Nurnberger and Simply Smiles have been visibly connected with this effort to pass benefit corporation legislation in Connecticut. With appropriate thought and sensitivity, Simply Smiles, likely to be among the first official benefit corporations in Connecticut, may be a useful component of the picture of improving the conditions of coffee-growing farmers in Oaxaca. However, the success of whatever Simply Smiles currently does or might do in the future isn’t tied to its structure as a benefit corporation. In Oaxaca and in other coffee growing regions, indigenous social enterprises, community-based and community-controlled, structured as cooperatives, have been addressing the priorities of small Oaxacan farmers for some time. Much more important are the quality, community connectedness, and accountability of Simply Smiles’s intervention in the Oaxaca region, regardless of whether Simply Smiles’s fair trade coffee program is a nonprofit, a for-profit, or a hybrid.—Rick Cohen

  • Gayle

    Why does Connecticut need “Benefits Corporations” when there is 501 (c) (3) status for nonprofits?

  • Rick Cohen

    Dear Gayle: That’s one of the essential questions about benefit corporations and L3Cs: what is it that they can do that nonprofits can’t–or do better than nonprofits?
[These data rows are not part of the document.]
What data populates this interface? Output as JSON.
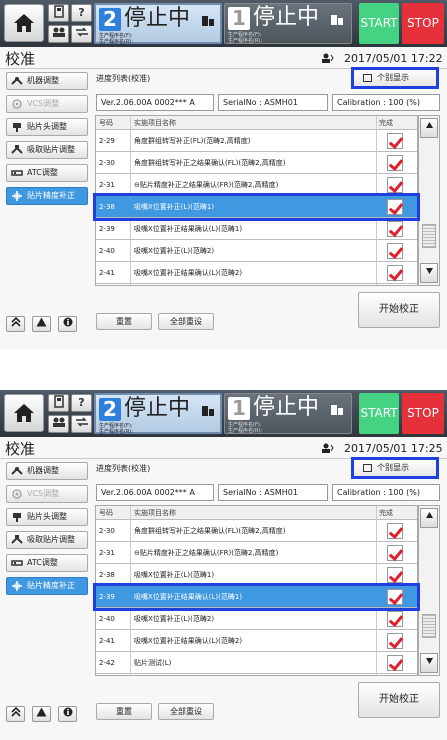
{
  "header": {
    "lane1": {
      "number": "2",
      "status": "停止中",
      "program_label": "生产程序名(F):\n生产程序名(R):"
    },
    "lane2": {
      "number": "1",
      "status": "停止中",
      "program_label": "生产程序名(F):\n生产程序名(R):"
    },
    "start_label": "START",
    "stop_label": "STOP",
    "help_label": "?",
    "colors": {
      "start": "#43d383",
      "stop": "#e6303a",
      "accent": "#3f98e0",
      "highlight": "#1f3fe0"
    }
  },
  "screens": [
    {
      "title": "校准",
      "datetime": "2017/05/01 17:22",
      "sidebar": [
        "机器调整",
        "VCS调整",
        "贴片头调整",
        "吸取贴片调整",
        "ATC调整",
        "贴片精度补正"
      ],
      "list_title": "进度列表(校准)",
      "individual_display": "个别显示",
      "version": "Ver.2.06.00A 0002*** A",
      "serial": "SerialNo : ASMH01",
      "calibration": "Calibration : 100 (%)",
      "columns": {
        "code": "号码",
        "name": "实施项目名称",
        "done": "完成"
      },
      "rows": [
        {
          "code": "2-29",
          "name": "角度群组转写补正(FL)(范畴2,高精度)",
          "done": true
        },
        {
          "code": "2-30",
          "name": "角度群组转写补正之结果确认(FL)(范畴2,高精度)",
          "done": true
        },
        {
          "code": "2-31",
          "name": "⊖贴片精度补正之结果确认(FR)(范畴2,高精度)",
          "done": true
        },
        {
          "code": "2-38",
          "name": "吸嘴X位置补正(L)(范畴1)",
          "done": true
        },
        {
          "code": "2-39",
          "name": "吸嘴X位置补正结果确认(L)(范畴1)",
          "done": true
        },
        {
          "code": "2-40",
          "name": "吸嘴X位置补正(L)(范畴2)",
          "done": true
        },
        {
          "code": "2-41",
          "name": "吸嘴X位置补正结果确认(L)(范畴2)",
          "done": true
        }
      ],
      "selected_row": "2-38",
      "start_calibration": "开始校正",
      "reset": "重置",
      "reset_all": "全部重设"
    },
    {
      "title": "校准",
      "datetime": "2017/05/01 17:25",
      "sidebar": [
        "机器调整",
        "VCS调整",
        "贴片头调整",
        "吸取贴片调整",
        "ATC调整",
        "贴片精度补正"
      ],
      "list_title": "进度列表(校准)",
      "individual_display": "个别显示",
      "version": "Ver.2.06.00A 0002*** A",
      "serial": "SerialNo : ASMH01",
      "calibration": "Calibration : 100 (%)",
      "columns": {
        "code": "号码",
        "name": "实施项目名称",
        "done": "完成"
      },
      "rows": [
        {
          "code": "2-30",
          "name": "角度群组转写补正之结果确认(FL)(范畴2,高精度)",
          "done": true
        },
        {
          "code": "2-31",
          "name": "⊖贴片精度补正之结果确认(FR)(范畴2,高精度)",
          "done": true
        },
        {
          "code": "2-38",
          "name": "吸嘴X位置补正(L)(范畴1)",
          "done": true
        },
        {
          "code": "2-39",
          "name": "吸嘴X位置补正结果确认(L)(范畴1)",
          "done": true
        },
        {
          "code": "2-40",
          "name": "吸嘴X位置补正(L)(范畴2)",
          "done": true
        },
        {
          "code": "2-41",
          "name": "吸嘴X位置补正结果确认(L)(范畴2)",
          "done": true
        },
        {
          "code": "2-42",
          "name": "贴片测试(L)",
          "done": true
        }
      ],
      "selected_row": "2-39",
      "start_calibration": "开始校正",
      "reset": "重置",
      "reset_all": "全部重设"
    }
  ]
}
That’s the debate that most nonprofits aren’t joining, for reasons that flummox me. If benefit corporations are able to do things that nonprofits can’t or do things better than nonprofits, that’s fine. If they can’t, then the designated is really more marketing and branding than substance. But nonprofits should be in the debate, and the nation’s nonprofit leadership organizations generally aren’t. Thanks for your comment.